### [What to produce]
Could you copy out all the lines in the material below where the word "Project" occurs?

======

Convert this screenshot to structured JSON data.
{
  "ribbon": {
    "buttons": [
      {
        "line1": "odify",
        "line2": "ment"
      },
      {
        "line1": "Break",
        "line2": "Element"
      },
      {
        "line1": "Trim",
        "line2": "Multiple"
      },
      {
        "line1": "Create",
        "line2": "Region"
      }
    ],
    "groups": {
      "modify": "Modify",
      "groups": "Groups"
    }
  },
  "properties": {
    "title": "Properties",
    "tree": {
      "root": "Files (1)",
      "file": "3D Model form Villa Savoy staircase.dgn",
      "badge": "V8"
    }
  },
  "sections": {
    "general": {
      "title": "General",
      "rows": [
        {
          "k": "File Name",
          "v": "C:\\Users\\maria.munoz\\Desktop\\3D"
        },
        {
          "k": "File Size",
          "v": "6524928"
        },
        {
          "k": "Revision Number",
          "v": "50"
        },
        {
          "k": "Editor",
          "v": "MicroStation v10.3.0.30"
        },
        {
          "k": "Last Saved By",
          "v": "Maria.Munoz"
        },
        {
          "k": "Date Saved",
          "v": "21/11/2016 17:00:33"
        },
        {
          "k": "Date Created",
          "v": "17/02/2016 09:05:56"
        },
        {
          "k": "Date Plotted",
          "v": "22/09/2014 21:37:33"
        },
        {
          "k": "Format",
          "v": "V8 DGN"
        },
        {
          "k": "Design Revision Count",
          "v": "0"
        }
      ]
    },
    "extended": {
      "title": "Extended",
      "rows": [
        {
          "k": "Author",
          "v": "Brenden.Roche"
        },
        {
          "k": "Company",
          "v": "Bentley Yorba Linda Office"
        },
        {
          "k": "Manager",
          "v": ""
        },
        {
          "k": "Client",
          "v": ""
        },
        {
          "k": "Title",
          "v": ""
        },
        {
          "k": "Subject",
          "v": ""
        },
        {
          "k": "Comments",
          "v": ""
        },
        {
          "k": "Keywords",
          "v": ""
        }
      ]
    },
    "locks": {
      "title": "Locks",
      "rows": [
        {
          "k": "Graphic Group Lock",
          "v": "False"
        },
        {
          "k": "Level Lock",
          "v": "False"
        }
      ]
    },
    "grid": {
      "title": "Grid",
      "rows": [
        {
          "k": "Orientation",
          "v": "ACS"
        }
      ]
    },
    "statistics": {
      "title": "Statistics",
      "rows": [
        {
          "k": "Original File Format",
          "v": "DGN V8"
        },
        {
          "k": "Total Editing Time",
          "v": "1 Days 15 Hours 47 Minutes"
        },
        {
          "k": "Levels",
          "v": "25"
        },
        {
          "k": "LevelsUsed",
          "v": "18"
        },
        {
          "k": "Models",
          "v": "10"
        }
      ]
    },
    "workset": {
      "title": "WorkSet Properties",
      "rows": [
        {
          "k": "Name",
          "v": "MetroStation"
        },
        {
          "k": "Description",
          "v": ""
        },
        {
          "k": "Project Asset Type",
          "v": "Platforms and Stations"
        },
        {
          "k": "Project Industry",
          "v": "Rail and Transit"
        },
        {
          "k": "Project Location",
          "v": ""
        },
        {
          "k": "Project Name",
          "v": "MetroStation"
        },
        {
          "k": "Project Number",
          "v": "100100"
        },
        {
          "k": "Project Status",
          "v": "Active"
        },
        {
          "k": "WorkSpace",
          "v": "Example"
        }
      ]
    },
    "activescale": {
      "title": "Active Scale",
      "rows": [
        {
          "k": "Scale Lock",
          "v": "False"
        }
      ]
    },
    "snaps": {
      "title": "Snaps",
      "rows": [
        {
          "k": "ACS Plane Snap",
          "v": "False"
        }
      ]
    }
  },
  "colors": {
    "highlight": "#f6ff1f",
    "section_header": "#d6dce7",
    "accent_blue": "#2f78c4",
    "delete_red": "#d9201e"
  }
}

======

### [Completed task]
          "k": "Project Asset Type",
          "k": "Project Industry",
          "k": "Project Location",
          "k": "Project Name",
          "k": "Project Number",
          "k": "Project Status",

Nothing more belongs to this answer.